“I HAVE A BIG MOUTH, which is how this whole thing got started.”
Tony Danza, known for his roles on the sit-coms Taxi and Who’s The Boss, found himself unemployed after a two year stint as the host of a talk show which aired between Live! with Regis and Kelly and The View. But, because of a segment, his favorite, he notes, called “School Room Makeovers,” he found himself eventually enrolled in the Teach for America training program and eventually, as part of short-lived series on A&E, found himself teaching English in a Philadelphia City High School. This book is, as the late Paul Harvey would say, “the rest of the story.”
“I’d Like to Apologize,” is a serious and honest look through the eyes of a man, though he was an actor on two hit TV shows, a star of the Broadway stage, and one time boxer, who found himself in the intimidating role of teaching a group of urban high school students who did not care about who he was in the past and among the faculty who felt that he was there for the wrong reasons and would not last. It is a story not just about education but about the environment of education that is the subject of debate and discussion, acrimonious at times, across this nation.
Yes, Danza does recite the litany of issues at the end of the book regarding education in this country. But what he does in this book is reveal the challenge and opportunity of teaching students, whether urban, suburban, or rural, who live with and in challenging circumstances but can and do learn.
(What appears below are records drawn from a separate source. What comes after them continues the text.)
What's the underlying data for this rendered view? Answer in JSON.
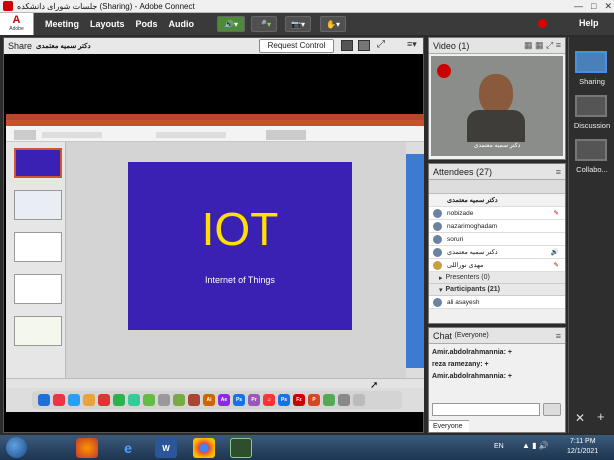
{
  "window": {
    "title": "جلسات شورای دانشکده (Sharing) - Adobe Connect",
    "min": "—",
    "max": "□",
    "close": "✕"
  },
  "adobe": {
    "brand": "Adobe"
  },
  "menu": {
    "items": [
      "Meeting",
      "Layouts",
      "Pods",
      "Audio"
    ],
    "help": "Help"
  },
  "share_pod": {
    "title": "Share",
    "presenter": "دکتر سمیه معتمدی",
    "request_control": "Request Control"
  },
  "slide": {
    "title": "IOT",
    "subtitle": "Internet of Things"
  },
  "video_pod": {
    "title": "Video",
    "count": "(1)",
    "camera_name": "دکتر سمیه معتمدی"
  },
  "attendees_pod": {
    "title": "Attendees",
    "count": "(27)",
    "host_header": "دکتر سمیه معتمدی",
    "hosts": [
      {
        "name": "nobizade"
      },
      {
        "name": "nazarimoghadam"
      },
      {
        "name": "soruri"
      },
      {
        "name": "دکتر سمیه معتمدی"
      },
      {
        "name": "مهدی نوراللی"
      }
    ],
    "presenters_label": "Presenters (0)",
    "participants_label": "Participants (21)",
    "participants": [
      {
        "name": "ali asayesh"
      }
    ]
  },
  "chat_pod": {
    "title": "Chat",
    "scope": "(Everyone)",
    "messages": [
      "Amir.abdolrahmannia: +",
      "reza ramezany: +",
      "Amir.abdolrahmannia: +"
    ],
    "tab": "Everyone"
  },
  "layouts": [
    {
      "label": "Sharing"
    },
    {
      "label": "Discussion"
    },
    {
      "label": "Collabo..."
    }
  ],
  "taskbar": {
    "lang": "EN",
    "time": "7:11 PM",
    "date": "12/1/2021",
    "apps": [
      "firefox",
      "ie",
      "word",
      "chrome",
      "adobe-connect"
    ]
  },
  "colors": {
    "slide_bg": "#3b21b3",
    "slide_title": "#ffe000",
    "menubar": "#3a3a3a",
    "record": "#e00000"
  }
}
The book chronicles Danza’s year in the classroom, interspersed with end of chapter segments called Teacher’s Lounge. And along the way, we watch a dancing act of motivating, cajoling, and encouraging a group of students to learn and believe they can learn. It also features the tension involved in filming a TV show that he refused to “realitize” with the result that from February to the end of the school year in June, Danza is on his own as filming ends.
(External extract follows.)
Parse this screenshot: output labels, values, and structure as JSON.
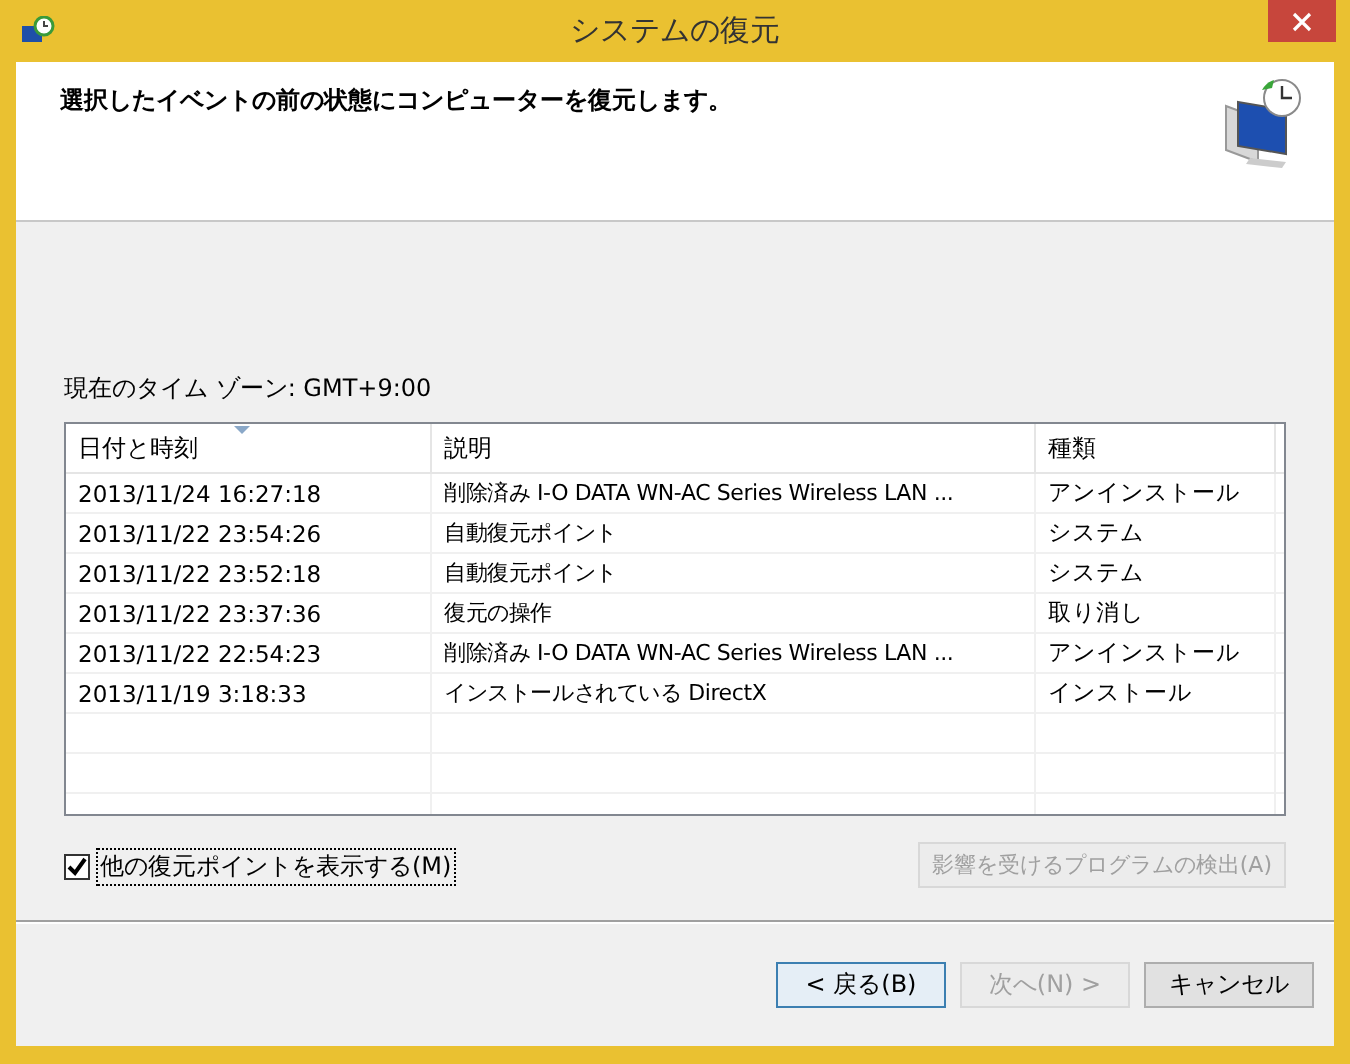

What I liked about this book are the great stories of the students and Danza’s ability to bring the reader into the classroom and experience the joy, frustration, successes, failures, and setbacks of one teacher.
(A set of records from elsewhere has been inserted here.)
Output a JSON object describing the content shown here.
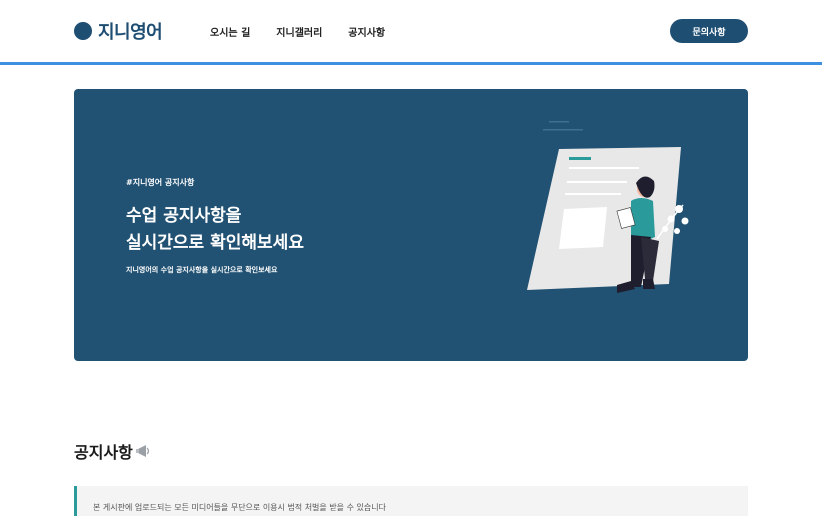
{
  "header": {
    "logo": "지니영어",
    "nav": [
      "오시는 길",
      "지니갤러리",
      "공지사항"
    ],
    "cta": "문의사항"
  },
  "hero": {
    "tag": "#지니영어 공지사항",
    "title_line1": "수업 공지사항을",
    "title_line2": "실시간으로 확인해보세요",
    "desc": "지니영어의 수업 공지사항을 실시간으로 확인보세요"
  },
  "section": {
    "title": "공지사항",
    "icon": "megaphone-icon"
  },
  "notice": {
    "text": "본 게시판에 업로드되는 모든 미디어들을 무단으로 이용시 법적 처벌을 받을 수 있습니다"
  },
  "colors": {
    "brand": "#1f4e73",
    "hero_bg": "#225273",
    "accent_line": "#3d8fe0",
    "notice_border": "#2a9a9a"
  }
}
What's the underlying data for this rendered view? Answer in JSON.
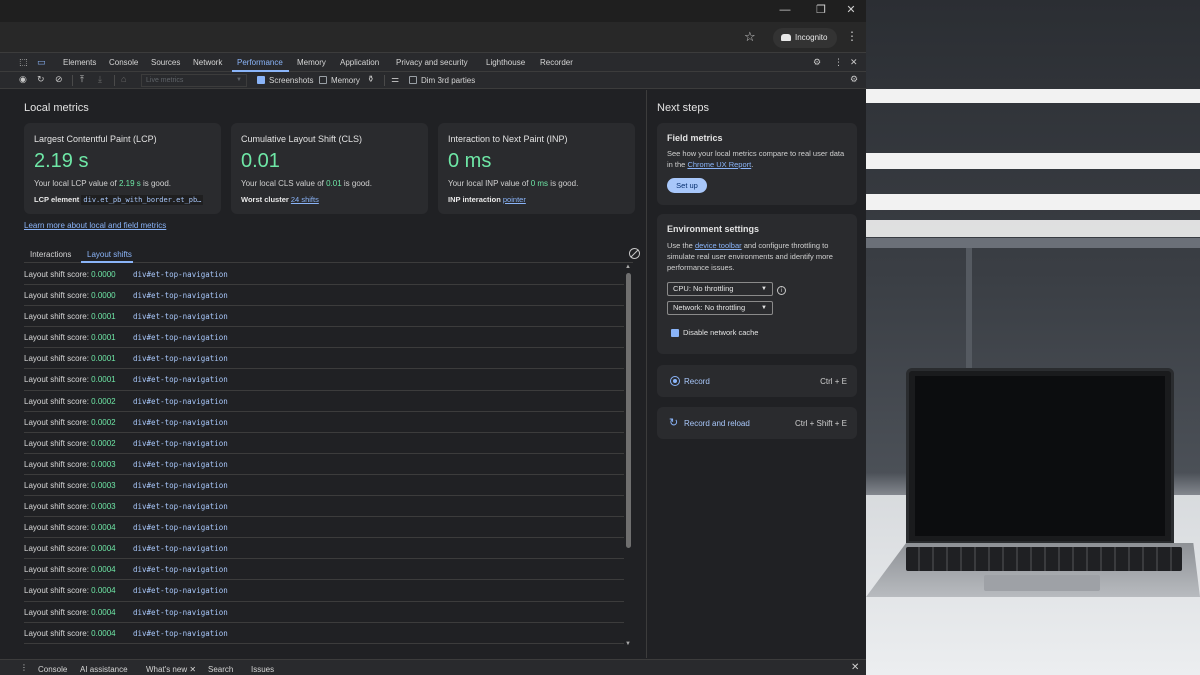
{
  "window": {
    "controls": [
      "—",
      "❐",
      "✕"
    ]
  },
  "browser": {
    "incognito_label": "Incognito"
  },
  "devtools_tabs": [
    "Elements",
    "Console",
    "Sources",
    "Network",
    "Performance",
    "Memory",
    "Application",
    "Privacy and security",
    "Lighthouse",
    "Recorder"
  ],
  "active_tab": "Performance",
  "toolbar": {
    "live_metrics_placeholder": "Live metrics",
    "screenshots_label": "Screenshots",
    "memory_label": "Memory",
    "dim_label": "Dim 3rd parties",
    "screenshots_checked": true,
    "memory_checked": false,
    "dim_checked": false
  },
  "local_metrics": {
    "title": "Local metrics",
    "cards": [
      {
        "title": "Largest Contentful Paint (LCP)",
        "value": "2.19 s",
        "desc_pre": "Your local LCP value of ",
        "desc_val": "2.19 s",
        "desc_post": " is good.",
        "foot_label": "LCP element",
        "foot_value": "div.et_pb_with_border.et_pb…"
      },
      {
        "title": "Cumulative Layout Shift (CLS)",
        "value": "0.01",
        "desc_pre": "Your local CLS value of ",
        "desc_val": "0.01",
        "desc_post": " is good.",
        "foot_label": "Worst cluster",
        "foot_value": "24 shifts"
      },
      {
        "title": "Interaction to Next Paint (INP)",
        "value": "0 ms",
        "desc_pre": "Your local INP value of ",
        "desc_val": "0 ms",
        "desc_post": " is good.",
        "foot_label": "INP interaction",
        "foot_value": "pointer"
      }
    ],
    "learn_link": "Learn more about local and field metrics"
  },
  "subtabs": {
    "interactions": "Interactions",
    "layout_shifts": "Layout shifts"
  },
  "shifts": {
    "label": "Layout shift score: ",
    "node": "div#et-top-navigation",
    "scores": [
      "0.0000",
      "0.0000",
      "0.0001",
      "0.0001",
      "0.0001",
      "0.0001",
      "0.0002",
      "0.0002",
      "0.0002",
      "0.0003",
      "0.0003",
      "0.0003",
      "0.0004",
      "0.0004",
      "0.0004",
      "0.0004",
      "0.0004",
      "0.0004"
    ]
  },
  "next_steps": {
    "title": "Next steps",
    "field": {
      "title": "Field metrics",
      "text_pre": "See how your local metrics compare to real user data in the ",
      "text_link": "Chrome UX Report",
      "text_post": ".",
      "button": "Set up"
    },
    "env": {
      "title": "Environment settings",
      "text_pre": "Use the ",
      "text_link": "device toolbar",
      "text_post": " and configure throttling to simulate real user environments and identify more performance issues.",
      "cpu": "CPU: No throttling",
      "network": "Network: No throttling",
      "cache": "Disable network cache"
    },
    "record": {
      "label": "Record",
      "key": "Ctrl + E"
    },
    "record_reload": {
      "label": "Record and reload",
      "key": "Ctrl + Shift + E"
    }
  },
  "drawer_tabs": [
    "Console",
    "AI assistance",
    "What's new",
    "Search",
    "Issues"
  ],
  "colors": {
    "good": "#6ee7a6",
    "accent": "#8ab4f8"
  }
}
I rate this book a ‘great read.’
I received an uncorrected proof of this book via the Amazon Vine review program in exchange for a review of this book. I was not required to write a positive review.